Upon publication of the ground-breaking memoir When I Was Puerto Rican, Santiago was hailed by the Washington Post Book World as “a welcome new voice, full of passion and authority.” Her first novel, America’s Dream, was made into a movie by executive producer Edward James Olmos. Her second memoir, Almost a Woman, is a George Foster Peabody-award winning film for PBS Masterpiece Theatre’s American Collection. She is the only living author in this prestigious series that includes James Agee, Willa Cather, Langston Hughes, Eudora Welty, and Henry James.
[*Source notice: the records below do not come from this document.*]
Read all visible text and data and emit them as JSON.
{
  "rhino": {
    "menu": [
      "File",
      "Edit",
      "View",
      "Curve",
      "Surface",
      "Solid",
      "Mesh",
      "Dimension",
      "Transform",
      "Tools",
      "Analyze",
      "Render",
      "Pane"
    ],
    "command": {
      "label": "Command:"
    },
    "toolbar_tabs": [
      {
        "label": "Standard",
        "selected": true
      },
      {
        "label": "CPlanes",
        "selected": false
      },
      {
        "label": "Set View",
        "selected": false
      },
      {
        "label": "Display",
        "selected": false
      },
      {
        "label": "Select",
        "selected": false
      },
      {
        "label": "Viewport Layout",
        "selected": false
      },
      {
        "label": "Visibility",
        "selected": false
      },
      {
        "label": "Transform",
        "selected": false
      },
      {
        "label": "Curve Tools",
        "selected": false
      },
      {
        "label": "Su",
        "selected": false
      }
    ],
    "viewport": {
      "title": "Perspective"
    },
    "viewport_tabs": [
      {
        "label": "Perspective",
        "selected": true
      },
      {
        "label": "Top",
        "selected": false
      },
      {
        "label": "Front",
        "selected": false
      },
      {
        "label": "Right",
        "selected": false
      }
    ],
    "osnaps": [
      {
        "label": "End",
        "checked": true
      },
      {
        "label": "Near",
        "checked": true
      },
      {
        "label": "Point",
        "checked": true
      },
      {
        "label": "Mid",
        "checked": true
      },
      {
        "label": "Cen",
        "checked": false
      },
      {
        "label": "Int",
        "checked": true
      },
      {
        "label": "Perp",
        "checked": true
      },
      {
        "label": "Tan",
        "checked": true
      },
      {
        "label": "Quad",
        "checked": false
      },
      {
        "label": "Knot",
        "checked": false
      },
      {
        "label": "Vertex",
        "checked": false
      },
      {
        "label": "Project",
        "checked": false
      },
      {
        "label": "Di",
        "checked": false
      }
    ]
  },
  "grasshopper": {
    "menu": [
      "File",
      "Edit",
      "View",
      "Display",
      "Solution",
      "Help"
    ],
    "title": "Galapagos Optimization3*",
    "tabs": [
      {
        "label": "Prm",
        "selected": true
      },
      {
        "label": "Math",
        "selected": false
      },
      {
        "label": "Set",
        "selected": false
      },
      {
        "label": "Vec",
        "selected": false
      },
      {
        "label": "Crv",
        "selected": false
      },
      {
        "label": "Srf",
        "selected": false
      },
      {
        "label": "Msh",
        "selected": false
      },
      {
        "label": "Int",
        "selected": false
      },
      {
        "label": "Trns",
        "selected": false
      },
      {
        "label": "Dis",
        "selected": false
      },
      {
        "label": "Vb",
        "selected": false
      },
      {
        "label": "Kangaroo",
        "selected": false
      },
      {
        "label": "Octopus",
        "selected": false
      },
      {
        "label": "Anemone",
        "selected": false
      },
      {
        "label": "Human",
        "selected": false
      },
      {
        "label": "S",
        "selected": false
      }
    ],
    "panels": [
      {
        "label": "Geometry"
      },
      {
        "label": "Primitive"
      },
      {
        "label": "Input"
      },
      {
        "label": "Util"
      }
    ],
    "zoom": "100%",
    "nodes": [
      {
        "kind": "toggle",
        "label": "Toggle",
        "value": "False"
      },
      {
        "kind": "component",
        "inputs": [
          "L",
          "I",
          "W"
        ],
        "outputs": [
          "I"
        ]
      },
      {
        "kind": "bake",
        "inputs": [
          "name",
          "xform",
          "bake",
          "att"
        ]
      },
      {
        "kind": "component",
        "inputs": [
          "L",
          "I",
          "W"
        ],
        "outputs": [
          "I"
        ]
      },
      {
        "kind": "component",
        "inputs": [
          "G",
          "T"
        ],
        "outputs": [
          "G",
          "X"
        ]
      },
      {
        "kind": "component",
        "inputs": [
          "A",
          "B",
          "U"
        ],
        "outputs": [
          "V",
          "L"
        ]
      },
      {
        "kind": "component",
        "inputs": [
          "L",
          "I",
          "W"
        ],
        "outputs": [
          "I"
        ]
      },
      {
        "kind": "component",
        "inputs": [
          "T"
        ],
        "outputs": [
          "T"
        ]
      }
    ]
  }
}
“We are excited and honored to bring Esmeralda Santiago to Arlington,” says Director of Libraries Andrea Nicolay. Long before it was chosen as a community read, When I Was Puerto Rican was required reading for generations of Arlington students. With 2020 being an election year, Puerto Rico is a particularly timely theme, touching on issues of statehood, what it means to be an American, and how climate change is affecting this country.
Arlington Reads Together started in 2002 as a way of bringing the community together through literature. The goal is to address issues, understand differences and create connections through the shared experience of reading. Titles are chosen by a committee consisting of librarians and community volunteers.
Esmeralda Santiago is passionate about the need to encourage and support the artistic development of young people with storytelling and media literacy. She is a spokesperson on behalf of public libraries and has travelled extensively as a cultural ambassador for the State Department. Her essays and opinion pieces have been published widely, and she is a frequent guest commentator on NPR’s All Things Considered, Morning Edition, LatinoUSA, and The TakeAway. Santiago graduated from Harvard University, earned a Master of Fine Arts in Fiction Writing from Sarah Lawrence College, and has Honorary Doctorates from Trinity College, Pace University, Metropolitan College/NYC, and University of Puerto Rico/ Mayaguez. She has served on the boards of The Jacob Burns Film Center, the Scholastic Art and Writing Awards, and PEN American Center. The mother of two adult children, she lives in New York with her husband, award-winning documentary filmmaker Frank Cantor.
Library visitors can pick up copies of When I Was Puerto Rican and the two other community read titles, Parrots Over Puerto Rico and Puerto Rico Strong, at the Robbins or Fox branch libraries. Staff members can also place holds in person or over the phone. Events, book discussions, and more take place throughout the month. A full schedule of events and programs is available at robbinslibrary.org.
Arlington Reads Together is a project of the Robbins Library in partnership with Envision Arlington’s Diversity Task Group. The program’s main sponsor is the Arlington Libraries Foundation, with additional funding from the Friends of Robbins Library. Questions can be directed to Anna Litten at firstname.lastname@example.org or 781-316-3202.